What to do: Below are the records; tally the lines that include "summer" and report only the total.

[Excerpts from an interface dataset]
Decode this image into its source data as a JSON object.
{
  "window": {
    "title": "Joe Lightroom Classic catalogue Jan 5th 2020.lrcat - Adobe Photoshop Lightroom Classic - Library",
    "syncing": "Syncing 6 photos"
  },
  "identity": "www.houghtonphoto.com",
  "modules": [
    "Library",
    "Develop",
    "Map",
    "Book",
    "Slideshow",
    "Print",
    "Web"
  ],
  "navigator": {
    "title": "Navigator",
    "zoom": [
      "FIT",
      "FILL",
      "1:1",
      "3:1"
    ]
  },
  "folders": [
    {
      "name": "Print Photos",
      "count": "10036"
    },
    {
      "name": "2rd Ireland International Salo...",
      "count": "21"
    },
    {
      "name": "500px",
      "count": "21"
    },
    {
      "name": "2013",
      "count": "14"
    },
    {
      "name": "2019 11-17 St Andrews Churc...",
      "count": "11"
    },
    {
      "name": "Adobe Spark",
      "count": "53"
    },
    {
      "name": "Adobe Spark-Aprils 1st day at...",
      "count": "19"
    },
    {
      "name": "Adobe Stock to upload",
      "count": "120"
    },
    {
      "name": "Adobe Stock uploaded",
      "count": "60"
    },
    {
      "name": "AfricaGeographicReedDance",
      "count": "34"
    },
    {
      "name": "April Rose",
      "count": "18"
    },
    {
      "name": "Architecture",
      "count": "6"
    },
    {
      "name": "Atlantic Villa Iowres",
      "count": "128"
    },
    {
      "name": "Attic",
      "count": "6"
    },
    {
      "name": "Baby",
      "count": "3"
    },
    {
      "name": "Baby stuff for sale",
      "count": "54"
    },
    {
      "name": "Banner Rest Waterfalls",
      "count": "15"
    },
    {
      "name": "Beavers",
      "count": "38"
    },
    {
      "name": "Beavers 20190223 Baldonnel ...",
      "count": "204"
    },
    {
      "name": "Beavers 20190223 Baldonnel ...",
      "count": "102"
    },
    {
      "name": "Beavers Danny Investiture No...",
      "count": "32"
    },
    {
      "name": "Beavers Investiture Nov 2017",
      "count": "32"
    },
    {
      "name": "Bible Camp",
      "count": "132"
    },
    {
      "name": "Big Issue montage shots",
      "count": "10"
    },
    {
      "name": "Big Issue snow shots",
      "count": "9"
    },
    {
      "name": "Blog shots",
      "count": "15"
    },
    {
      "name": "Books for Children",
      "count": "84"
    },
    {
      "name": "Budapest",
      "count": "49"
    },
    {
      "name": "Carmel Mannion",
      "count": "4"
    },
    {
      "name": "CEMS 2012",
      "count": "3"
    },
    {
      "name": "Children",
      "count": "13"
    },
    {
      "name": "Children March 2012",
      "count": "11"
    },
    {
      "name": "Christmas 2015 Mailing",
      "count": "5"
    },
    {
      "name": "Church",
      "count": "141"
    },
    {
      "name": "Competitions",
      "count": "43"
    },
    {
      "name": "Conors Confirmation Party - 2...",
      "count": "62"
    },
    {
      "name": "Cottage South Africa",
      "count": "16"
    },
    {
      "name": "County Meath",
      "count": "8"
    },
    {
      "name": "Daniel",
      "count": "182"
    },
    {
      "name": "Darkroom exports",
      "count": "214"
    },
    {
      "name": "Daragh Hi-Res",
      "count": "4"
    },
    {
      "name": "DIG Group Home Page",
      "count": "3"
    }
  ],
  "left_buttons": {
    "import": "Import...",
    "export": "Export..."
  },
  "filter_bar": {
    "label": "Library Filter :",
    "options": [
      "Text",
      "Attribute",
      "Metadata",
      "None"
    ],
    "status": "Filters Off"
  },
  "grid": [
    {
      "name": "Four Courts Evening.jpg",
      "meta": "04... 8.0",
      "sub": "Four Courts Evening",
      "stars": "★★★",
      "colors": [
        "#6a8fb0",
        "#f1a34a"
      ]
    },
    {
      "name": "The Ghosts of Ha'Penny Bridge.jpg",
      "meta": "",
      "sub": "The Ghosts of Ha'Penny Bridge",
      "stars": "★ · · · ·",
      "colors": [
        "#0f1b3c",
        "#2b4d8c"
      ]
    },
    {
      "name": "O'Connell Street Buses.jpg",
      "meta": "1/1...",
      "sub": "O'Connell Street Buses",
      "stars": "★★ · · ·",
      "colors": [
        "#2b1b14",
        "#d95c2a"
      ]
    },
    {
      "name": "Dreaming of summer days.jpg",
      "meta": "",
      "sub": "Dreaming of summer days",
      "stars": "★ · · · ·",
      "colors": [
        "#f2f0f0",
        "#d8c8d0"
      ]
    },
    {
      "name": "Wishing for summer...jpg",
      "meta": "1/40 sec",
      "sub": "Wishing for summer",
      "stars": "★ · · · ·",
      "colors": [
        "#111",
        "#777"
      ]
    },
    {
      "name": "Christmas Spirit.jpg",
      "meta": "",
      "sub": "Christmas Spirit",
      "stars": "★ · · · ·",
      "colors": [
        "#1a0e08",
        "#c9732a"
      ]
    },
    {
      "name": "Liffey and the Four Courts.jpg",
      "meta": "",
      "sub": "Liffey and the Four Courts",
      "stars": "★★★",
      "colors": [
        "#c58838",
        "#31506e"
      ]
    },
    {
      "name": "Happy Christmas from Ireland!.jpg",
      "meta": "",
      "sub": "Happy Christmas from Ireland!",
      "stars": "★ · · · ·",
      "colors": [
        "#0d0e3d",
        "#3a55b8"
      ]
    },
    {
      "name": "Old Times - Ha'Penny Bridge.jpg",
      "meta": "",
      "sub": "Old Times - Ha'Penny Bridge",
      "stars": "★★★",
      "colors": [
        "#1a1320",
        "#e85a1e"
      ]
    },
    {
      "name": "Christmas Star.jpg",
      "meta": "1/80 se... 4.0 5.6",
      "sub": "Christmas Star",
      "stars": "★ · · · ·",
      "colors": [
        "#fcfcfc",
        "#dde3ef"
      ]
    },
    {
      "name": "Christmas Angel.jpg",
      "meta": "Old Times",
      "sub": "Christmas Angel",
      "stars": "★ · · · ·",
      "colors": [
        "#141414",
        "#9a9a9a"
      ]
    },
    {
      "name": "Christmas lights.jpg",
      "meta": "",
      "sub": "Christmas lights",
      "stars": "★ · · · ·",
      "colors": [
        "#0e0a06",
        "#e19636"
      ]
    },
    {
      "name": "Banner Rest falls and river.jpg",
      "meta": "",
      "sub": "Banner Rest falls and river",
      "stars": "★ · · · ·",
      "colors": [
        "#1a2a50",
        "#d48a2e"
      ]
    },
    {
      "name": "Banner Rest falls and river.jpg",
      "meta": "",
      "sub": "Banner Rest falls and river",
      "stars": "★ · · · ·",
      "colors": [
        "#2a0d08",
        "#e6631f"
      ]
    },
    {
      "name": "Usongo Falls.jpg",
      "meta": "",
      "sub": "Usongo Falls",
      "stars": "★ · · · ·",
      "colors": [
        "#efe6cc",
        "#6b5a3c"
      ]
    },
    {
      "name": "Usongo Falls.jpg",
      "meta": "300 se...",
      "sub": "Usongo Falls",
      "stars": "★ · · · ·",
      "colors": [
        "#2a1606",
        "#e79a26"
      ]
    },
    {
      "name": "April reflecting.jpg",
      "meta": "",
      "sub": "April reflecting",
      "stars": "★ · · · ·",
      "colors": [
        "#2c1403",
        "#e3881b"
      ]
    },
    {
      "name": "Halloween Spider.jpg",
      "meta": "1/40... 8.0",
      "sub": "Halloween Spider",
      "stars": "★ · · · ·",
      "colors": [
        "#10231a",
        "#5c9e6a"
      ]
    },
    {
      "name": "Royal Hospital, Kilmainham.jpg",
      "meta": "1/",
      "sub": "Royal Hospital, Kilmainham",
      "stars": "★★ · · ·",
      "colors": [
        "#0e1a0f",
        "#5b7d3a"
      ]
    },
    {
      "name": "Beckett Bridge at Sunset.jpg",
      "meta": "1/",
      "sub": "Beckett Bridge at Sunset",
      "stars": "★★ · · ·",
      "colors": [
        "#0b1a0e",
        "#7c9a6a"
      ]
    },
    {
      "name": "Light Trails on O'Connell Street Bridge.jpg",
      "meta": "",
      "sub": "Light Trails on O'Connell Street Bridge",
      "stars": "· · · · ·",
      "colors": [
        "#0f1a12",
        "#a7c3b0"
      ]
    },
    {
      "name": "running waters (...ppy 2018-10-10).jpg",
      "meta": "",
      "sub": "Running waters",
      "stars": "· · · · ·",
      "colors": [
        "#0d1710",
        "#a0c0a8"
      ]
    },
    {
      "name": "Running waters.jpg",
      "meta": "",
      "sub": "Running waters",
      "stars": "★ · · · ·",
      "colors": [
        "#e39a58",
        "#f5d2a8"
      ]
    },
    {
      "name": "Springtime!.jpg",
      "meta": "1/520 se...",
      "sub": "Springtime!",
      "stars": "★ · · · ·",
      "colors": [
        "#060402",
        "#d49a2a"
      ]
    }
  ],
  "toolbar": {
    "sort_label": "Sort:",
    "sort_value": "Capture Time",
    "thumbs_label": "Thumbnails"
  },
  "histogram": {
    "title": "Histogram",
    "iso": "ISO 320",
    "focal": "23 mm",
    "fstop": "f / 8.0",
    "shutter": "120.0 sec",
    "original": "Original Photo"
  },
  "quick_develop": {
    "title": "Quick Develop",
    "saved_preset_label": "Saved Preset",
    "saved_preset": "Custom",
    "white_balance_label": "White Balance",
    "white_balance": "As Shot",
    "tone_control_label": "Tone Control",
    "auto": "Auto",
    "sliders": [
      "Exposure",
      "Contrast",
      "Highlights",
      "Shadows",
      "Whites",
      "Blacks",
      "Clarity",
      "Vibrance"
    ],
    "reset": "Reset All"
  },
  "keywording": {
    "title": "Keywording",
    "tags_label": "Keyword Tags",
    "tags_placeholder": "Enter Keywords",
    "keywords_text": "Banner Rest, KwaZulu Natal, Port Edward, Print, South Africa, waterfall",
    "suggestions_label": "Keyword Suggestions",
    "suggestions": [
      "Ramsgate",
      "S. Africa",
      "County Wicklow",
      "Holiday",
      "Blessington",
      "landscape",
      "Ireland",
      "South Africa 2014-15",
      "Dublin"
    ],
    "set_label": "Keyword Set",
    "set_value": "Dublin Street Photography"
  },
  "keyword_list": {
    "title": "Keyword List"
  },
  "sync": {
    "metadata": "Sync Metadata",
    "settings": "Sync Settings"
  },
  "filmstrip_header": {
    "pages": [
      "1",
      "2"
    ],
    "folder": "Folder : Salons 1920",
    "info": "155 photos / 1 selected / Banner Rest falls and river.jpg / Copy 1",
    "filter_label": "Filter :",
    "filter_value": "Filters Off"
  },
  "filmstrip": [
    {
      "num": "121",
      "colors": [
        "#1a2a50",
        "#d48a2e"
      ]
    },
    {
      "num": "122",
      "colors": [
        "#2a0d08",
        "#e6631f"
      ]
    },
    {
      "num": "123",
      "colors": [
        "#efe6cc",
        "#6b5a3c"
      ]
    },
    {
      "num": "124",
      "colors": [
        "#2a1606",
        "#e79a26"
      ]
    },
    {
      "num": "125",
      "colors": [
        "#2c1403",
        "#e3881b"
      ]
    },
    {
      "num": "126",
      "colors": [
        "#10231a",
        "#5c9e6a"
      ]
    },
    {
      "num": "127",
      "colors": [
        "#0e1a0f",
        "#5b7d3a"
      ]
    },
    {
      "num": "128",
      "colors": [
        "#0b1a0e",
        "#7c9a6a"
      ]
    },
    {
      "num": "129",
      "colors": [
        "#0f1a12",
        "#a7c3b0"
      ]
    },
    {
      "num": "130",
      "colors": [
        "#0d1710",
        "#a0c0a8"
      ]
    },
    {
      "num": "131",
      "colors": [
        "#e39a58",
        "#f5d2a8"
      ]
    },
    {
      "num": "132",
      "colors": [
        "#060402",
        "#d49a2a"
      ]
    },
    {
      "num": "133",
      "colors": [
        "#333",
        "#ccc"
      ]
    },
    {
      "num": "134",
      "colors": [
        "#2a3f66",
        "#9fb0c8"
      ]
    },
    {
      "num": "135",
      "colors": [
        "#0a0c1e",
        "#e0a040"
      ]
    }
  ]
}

Answer section: 4